The tight, wary control that was often apparent when Obama discussed foreign policy in his first two years has been replaced by an easier informality. The pre-scripted phrases and the gaze into the middle distance, as if he were reading a teleprompter, are mostly gone, too, at least in private, aides say.
He conveys the sense that managing foreign policy is an iterative skill, which he has learned through trial and error. This former anti-war activist and community organizer certainly didn't run for president so he would have authority to kill people. But that's just what he does every time he authorizes a drone strike against an al-Qaida target.
The Obama team seems almost dismissive of the foreign-policy savvy of his likely Republican rival, Mitt Romney. They see Romney as out of his depth on this subject, making gestures to his neoconservative supporters and talking tough, no matter the issue - almost in a caricature of the chest-beating unilateralist.
The trickiest test for Obama this year is Iran. He thinks the Iranians may be moving toward the confidence-building measure the P5+1 group has proposed, which would involve sending Iran's small store of 20 percent-enriched uranium outside the country in return for fuel rods and medical isotopes enriched at that level, from abroad. And if Iran agreed to stop enriching above 5 percent, that would effectively mean closing its facility at Fordo, near Qom, which was built for higher levels of enrichment.
There's still a lot of haggling ahead.
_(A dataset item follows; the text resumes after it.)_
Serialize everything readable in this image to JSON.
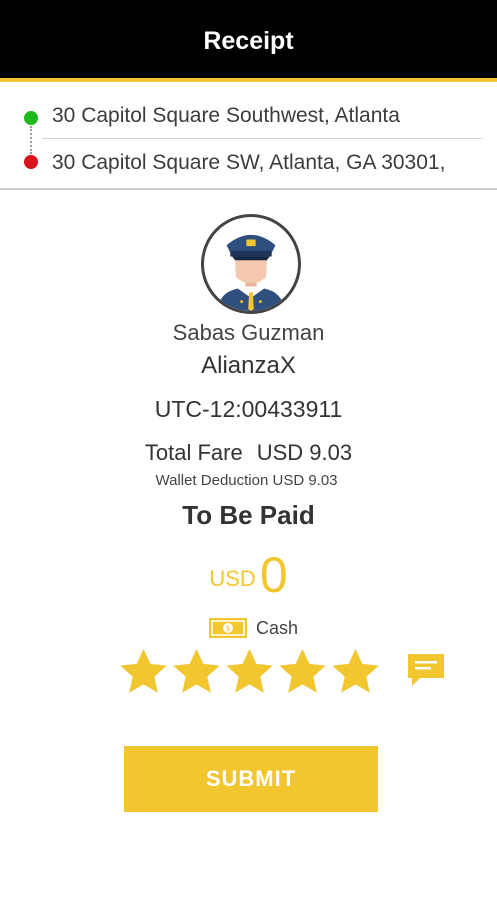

Obama doubts the Iranians will decide to accept this package soon enough to delay the oil and other sanctions that are scheduled to take effect June 28 and July 1. But if a deal can be reached over the summer, he believes that would be enough to convince Israeli Defense Minister Ehud Barak that Iran's "zone of immunity" for building a weapon had been delayed - making an Israeli attack unnecessary.
On Syria, the other Middle East tinderbox, Obama knows that Kofi Annan's peace effort is failing, because of the former U.N. secretary-general's inability to halt violence and begin the transition from President Bashar al-Assad. Obama knows that Russia is the key to avoiding a civil war, but he doesn't think the Russians will commit to oust Assad unless they're convinced he can't govern, and that only a new government will contain extremism in Syria. Like Russian President Vladimir Putin, Obama thinks parts of the Syrian opposition would be worse than Assad - and he worries that the protracted struggle is empowering precisely these people. Obama is hoping to do business with Putin, whom he sees as the ultimate transactional leader.
What's striking about Obama's management of foreign policy is that he knows what he knows. To take one delicate example, he understands that China depends on good relations with the U.S. during its bumpy time of leadership transition - and he knows it's important not to gratuitously embarrass the Chinese leadership.
Obama is beginning to think about what he would do in a second term, and it's a predictable list - addressing climate change, reducing nuclear weapons, reviving the Palestinian peace process, managing the "Arab Spring" and improving development assistance for Africa. But it isn't so much the specific things he wants as the one big thing he has learned - which is how to make decisions in the Oval Office. This sense of having learned on the job is what he'll try to sell the country come November.